During Mexican rule, Governor Pío Pico made Los Angeles Alta California's regional capital. Mexican rule ended during the Mexican–American War: Americans took control from the Californios after a series of battles, culminating with the signing of the Treaty of Cahuenga on January 13, 1847. Railroads arrived with the completion of the transcontinental Southern Pacific line to Los Angeles in 1876 and the Santa Fe Railroad in 1885. Petroleum was discovered in the city and surrounding area in 1892, by 1923, the discoveries had helped California become the country's largest oil producer, accounting for about one-quarter of the world's petroleum output. By 1900, the population had grown to more than 102,000; the completion of the Los Angeles Aqueduct in 1913, under the supervision of William Mulholland, assured the continued growth of the city. Due to clauses in the city's charter that prevented the City of Los Angeles from selling or providing water from the aqueduct to any area outside its borders, many adjacent city and communities became compelled to annex themselves into Los Angeles.
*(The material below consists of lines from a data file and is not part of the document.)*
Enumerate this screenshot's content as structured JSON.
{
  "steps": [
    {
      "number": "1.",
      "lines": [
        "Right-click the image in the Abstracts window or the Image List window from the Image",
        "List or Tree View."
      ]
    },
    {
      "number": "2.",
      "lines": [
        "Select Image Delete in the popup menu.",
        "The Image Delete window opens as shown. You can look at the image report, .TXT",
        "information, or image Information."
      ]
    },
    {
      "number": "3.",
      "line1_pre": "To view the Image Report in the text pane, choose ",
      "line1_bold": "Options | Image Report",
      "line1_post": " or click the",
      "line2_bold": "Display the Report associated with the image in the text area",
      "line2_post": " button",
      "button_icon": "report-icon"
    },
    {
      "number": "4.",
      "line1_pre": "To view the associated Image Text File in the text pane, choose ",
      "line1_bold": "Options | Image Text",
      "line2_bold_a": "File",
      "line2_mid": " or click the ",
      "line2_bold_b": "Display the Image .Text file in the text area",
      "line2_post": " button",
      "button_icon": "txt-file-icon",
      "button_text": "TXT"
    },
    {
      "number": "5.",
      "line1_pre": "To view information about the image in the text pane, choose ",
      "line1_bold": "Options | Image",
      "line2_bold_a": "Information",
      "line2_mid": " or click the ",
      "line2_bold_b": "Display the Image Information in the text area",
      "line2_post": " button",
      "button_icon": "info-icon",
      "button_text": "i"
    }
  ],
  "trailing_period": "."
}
Los Angeles created the first municipal zoning ordinance in the United States. On September 14, 1908, the Los Angeles City Council promulgated residential and industrial land use zones; the new ordinance established three residential zones of a single type, where industrial uses were